Fortunately, there are less expensive ways of setting up a garden then how most people typically go about it. If you’re planning on growing your own garden, these are some of the key pointers to help minimize your overhead.

Maximize Your Yield 

While it won’t save you money on the front end, one way to recoup the cost of starting a garden, in the long run, is to focus on plants that produce high yields. Some plants produce more than others: for example, tomatoes, lettuce, and cucumbers are all highly prolific plants that will often yield more produce than you and your family could possibly eat if you plant more than one or two.

Herbs like parsley, basil, and thyme are also cost-effective plants to grow - not so much because of how much they produce, but because fresh herbs tend to be expensive to purchase at the grocery store. It’s much cheaper to go into the backyard and clip a few leaves than to buy them at the store, plus think of how fresh and delicious fresh herbs will make your food taste!

The most important thing to keep in mind when planning what plants you’re going to include in your garden is also the simplest: only grow what you’re actually going to enjoy eating.
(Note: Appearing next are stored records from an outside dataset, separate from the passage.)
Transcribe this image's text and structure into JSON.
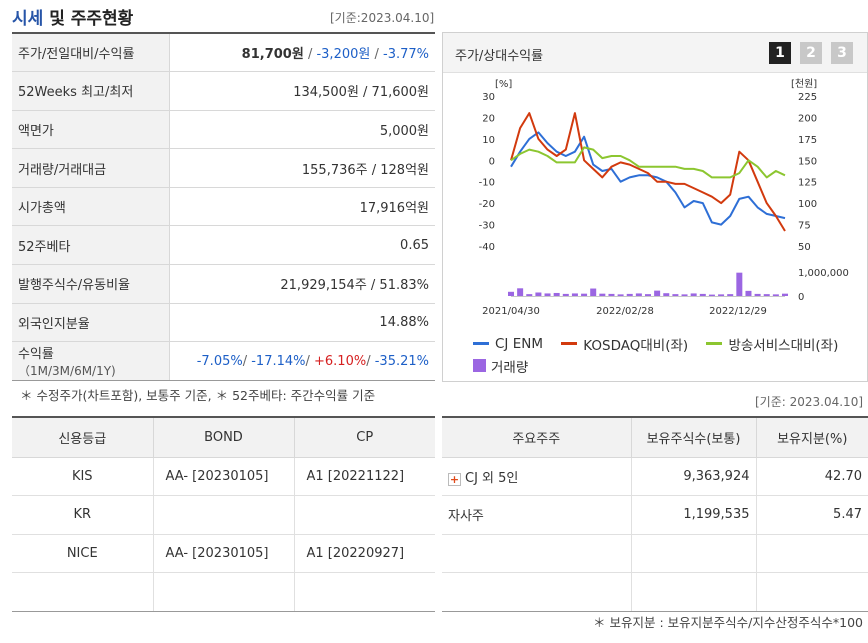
{
  "header": {
    "title_part1": "시세",
    "title_part2": " 및 주주현황",
    "base_date": "[기준:2023.04.10]"
  },
  "price_rows": {
    "r0": {
      "label": "주가/전일대비/수익률",
      "price": "81,700원",
      "slash1": " / ",
      "change": "-3,200원",
      "slash2": " / ",
      "rate": "-3.77%"
    },
    "r1": {
      "label": "52Weeks 최고/최저",
      "value": "134,500원 / 71,600원"
    },
    "r2": {
      "label": "액면가",
      "value": "5,000원"
    },
    "r3": {
      "label": "거래량/거래대금",
      "value": "155,736주 / 128억원"
    },
    "r4": {
      "label": "시가총액",
      "value": "17,916억원"
    },
    "r5": {
      "label": "52주베타",
      "value": "0.65"
    },
    "r6": {
      "label": "발행주식수/유동비율",
      "value": "21,929,154주 / 51.83%"
    },
    "r7": {
      "label": "외국인지분율",
      "value": "14.88%"
    },
    "r8": {
      "label": "수익률",
      "sublabel": "（1M/3M/6M/1Y)",
      "v1": "-7.05%",
      "v2": "-17.14%",
      "v3": "+6.10%",
      "v4": "-35.21%",
      "slash": "/ "
    }
  },
  "price_note": "＊ 수정주가(차트포함), 보통주 기준, ＊ 52주베타: 주간수익률 기준",
  "chart_panel": {
    "title": "주가/상대수익률",
    "pages": [
      "1",
      "2",
      "3"
    ],
    "active_page": "1"
  },
  "chart_data": {
    "type": "line",
    "left_axis_label": "[%]",
    "right_axis_label": "[천원]",
    "left_ticks": [
      "30",
      "20",
      "10",
      "0",
      "-10",
      "-20",
      "-30",
      "-40"
    ],
    "right_ticks": [
      "225",
      "200",
      "175",
      "150",
      "125",
      "100",
      "75",
      "50"
    ],
    "volume_ticks": [
      "1,000,000",
      "0"
    ],
    "x_labels": [
      "2021/04/30",
      "2022/02/28",
      "2022/12/29"
    ],
    "ylim_left": [
      -40,
      30
    ],
    "ylim_right": [
      50,
      225
    ],
    "series": [
      {
        "name": "CJ ENM",
        "color": "#2e6fd6",
        "axis": "left",
        "values": [
          -3,
          4,
          10,
          13,
          8,
          4,
          2,
          4,
          11,
          -2,
          -5,
          -4,
          -10,
          -8,
          -7,
          -7,
          -8,
          -10,
          -15,
          -22,
          -19,
          -20,
          -29,
          -30,
          -26,
          -18,
          -17,
          -22,
          -25,
          -26,
          -27
        ]
      },
      {
        "name": "KOSDAQ대비(좌)",
        "color": "#d23a0e",
        "axis": "left",
        "values": [
          0,
          15,
          22,
          10,
          5,
          2,
          5,
          22,
          0,
          -4,
          -8,
          -3,
          -1,
          -2,
          -4,
          -6,
          -10,
          -10,
          -11,
          -11,
          -13,
          -15,
          -17,
          -20,
          -16,
          4,
          0,
          -10,
          -20,
          -26,
          -33
        ]
      },
      {
        "name": "방송서비스대비(좌)",
        "color": "#8cc630",
        "axis": "left",
        "values": [
          0,
          3,
          5,
          4,
          2,
          -1,
          -1,
          -1,
          6,
          5,
          1,
          2,
          2,
          0,
          -3,
          -3,
          -3,
          -3,
          -3,
          -4,
          -4,
          -5,
          -8,
          -8,
          -8,
          -6,
          0,
          -3,
          -8,
          -5,
          -7
        ]
      },
      {
        "name": "거래량",
        "color": "#9b66e2",
        "axis": "volume",
        "values": [
          180000,
          330000,
          80000,
          150000,
          110000,
          130000,
          90000,
          110000,
          100000,
          320000,
          100000,
          90000,
          70000,
          90000,
          110000,
          80000,
          230000,
          120000,
          80000,
          70000,
          110000,
          90000,
          60000,
          70000,
          80000,
          1000000,
          220000,
          90000,
          80000,
          70000,
          100000
        ]
      }
    ],
    "volume_max": 1200000
  },
  "holder_base_date": "[기준: 2023.04.10]",
  "credit_table": {
    "headers": [
      "신용등급",
      "BOND",
      "CP"
    ],
    "rows": [
      [
        "KIS",
        "AA-  [20230105]",
        "A1  [20221122]"
      ],
      [
        "KR",
        "",
        ""
      ],
      [
        "NICE",
        "AA-  [20230105]",
        "A1  [20220927]"
      ],
      [
        "",
        "",
        ""
      ]
    ]
  },
  "holder_table": {
    "headers": [
      "주요주주",
      "보유주식수(보통)",
      "보유지분(%)"
    ],
    "rows": [
      [
        "CJ 외 5인",
        "9,363,924",
        "42.70"
      ],
      [
        "자사주",
        "1,199,535",
        "5.47"
      ],
      [
        "",
        "",
        ""
      ],
      [
        "",
        "",
        ""
      ]
    ]
  },
  "holder_note": "＊ 보유지분 : 보유지분주식수/지수산정주식수*100"
}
There’s a saying that the most effective form of exercise is the one you enjoy enough to actually do consistently, and the same thing applies to effective gardening. You can grow all the food in the world, but it won’t save you any money if you don’t actually want to eat it. 

Start Composting

Ever heard the expression that something is “dirt cheap?” One thing you’ll quickly realize once you start a garden is exactly how expensive good soil can be. The truth is, most of us don’t have backyards with particularly fertile soil, which means that to ensure that your garden thrives, you’ll need to invest in some high-quality compost or nutrient-rich topsoil. While you can buy it by the bag at your local Home Depot, there’s a cheaper option: make your own.

This is where starting to compost comes into play. Instead of paying for dirt, every time you finish eating a vegetable or fruit, put the leftover core or rind into a composter. While it can be a bit off-putting, the best kind of plant food is derived from decomposing organic plant matter. There are extensive guides on how to set up the perfect compost heap, but simply beginning your composting with your veggie scraps and leftovers should be enough to get you started.